are not connected
to my body –
the family of Hicks & Funks.
The three of them
scattered minds.
They are also my third.
Infiltrate the decisions I
make – the risks I
try to take.
A brother who borrows
my words and sets them
to chords.
A father who is a
bird. Hands covered in
grease and washed
away with lava soap.
A mother who I become.

The fourth circle –
sustains. It is bacon
wrapped asparagus
tuna crudo
pork tacos
breakfast in bed
and olive oil.
It is my most simple love.

Extroversion perversion.
Fifth. A disorder.
Lora and I used to pine
over introverts
we thought their solitude
could accomplish more
than our bouncing paths
and talks and interactions.
This is why the fifth
encompasses all loves
big and small
train cars of friends
spanning decades and
space – the whole
country covered with
the empire.
Distractions lead to happiness lead to fatigue.

Sixth. The monkey sphere.
Humans. Some people think
you can make any relationship work.
But not every puzzle piece
can be mashed
Still, the sphere is big,
though cannot be everyone.

Then comes memories.
Then comes the past.
Then comes what I
read over and over
and laugh and despair and
want to burn and want
to feed into a letterpress
that will print these
histories on toilet paper
that can be wrapped
around our world.
At least once.

Eighth is trees. Eighth
is the mountains and
lakes. Eighth is Ada.
Eighth is the double arch
in Utah which the Belgian
man wanted so badly
to photograph for himself
(void of tourists)
even though
you can buy the postcard
in the gift shop
because eighth is the
eighth wonder of the
world which is looking
at the world.
Eighth is the story she
tells with outcrop
rocks on House Mountain.
I try to pick out which
have fallen
out of place and
which just go
down all the way
but Donnie the
geologist says I get it
wrong every time.
Eighth is the rocks I
cannot understand.
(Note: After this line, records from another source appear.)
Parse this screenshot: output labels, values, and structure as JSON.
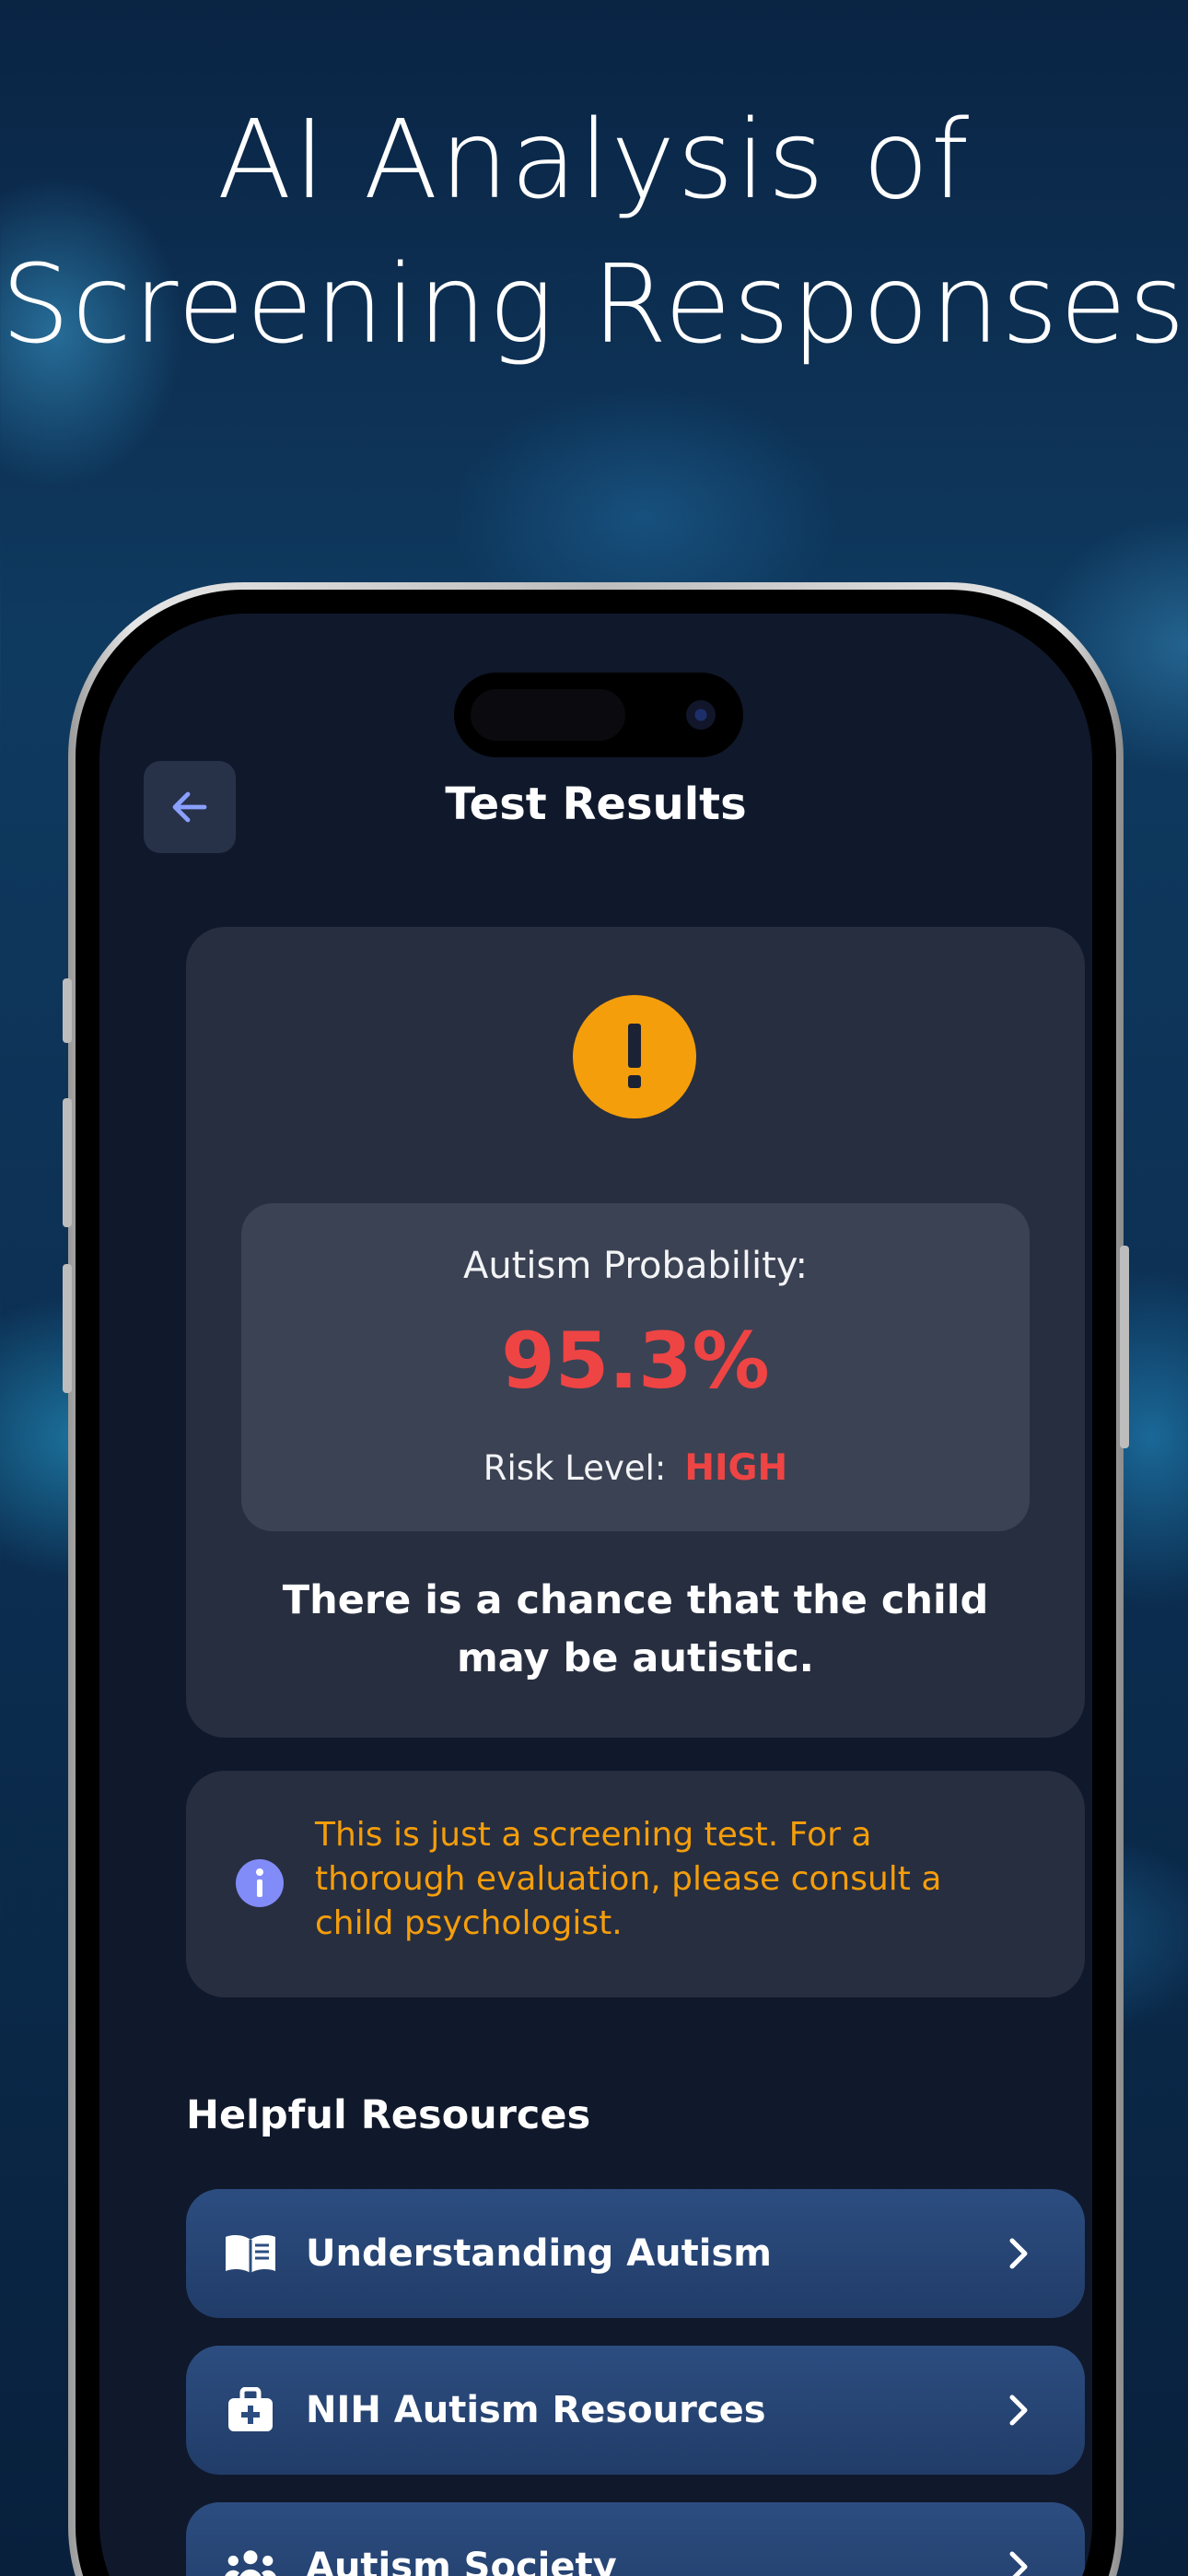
{
  "headline": "AI Analysis of Screening Responses",
  "header": {
    "title": "Test Results",
    "back_icon": "arrow-left-icon"
  },
  "result": {
    "alert_icon": "exclamation-circle-icon",
    "probability_label": "Autism Probability:",
    "probability_value": "95.3%",
    "risk_label": "Risk Level:",
    "risk_value": "HIGH",
    "message": "There is a chance that the child may be autistic."
  },
  "notice": {
    "icon": "info-icon",
    "text": "This is just a screening test. For a thorough evaluation, please consult a child psychologist."
  },
  "resources": {
    "title": "Helpful Resources",
    "items": [
      {
        "label": "Understanding Autism",
        "icon": "book-open-icon"
      },
      {
        "label": "NIH Autism Resources",
        "icon": "medical-kit-icon"
      },
      {
        "label": "Autism Society",
        "icon": "people-group-icon"
      }
    ]
  },
  "colors": {
    "screen_bg": "#10182b",
    "card_bg": "#272e40",
    "accent_orange": "#f59e0b",
    "danger_red": "#ef4444",
    "info_purple": "#818cf8",
    "resource_blue": "#2c4d80"
  }
}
Next are hands.
Hands used and hands idle.

Tenth is the other side.
Ten is even and round
and even when death
is neither of these
things – death is ten.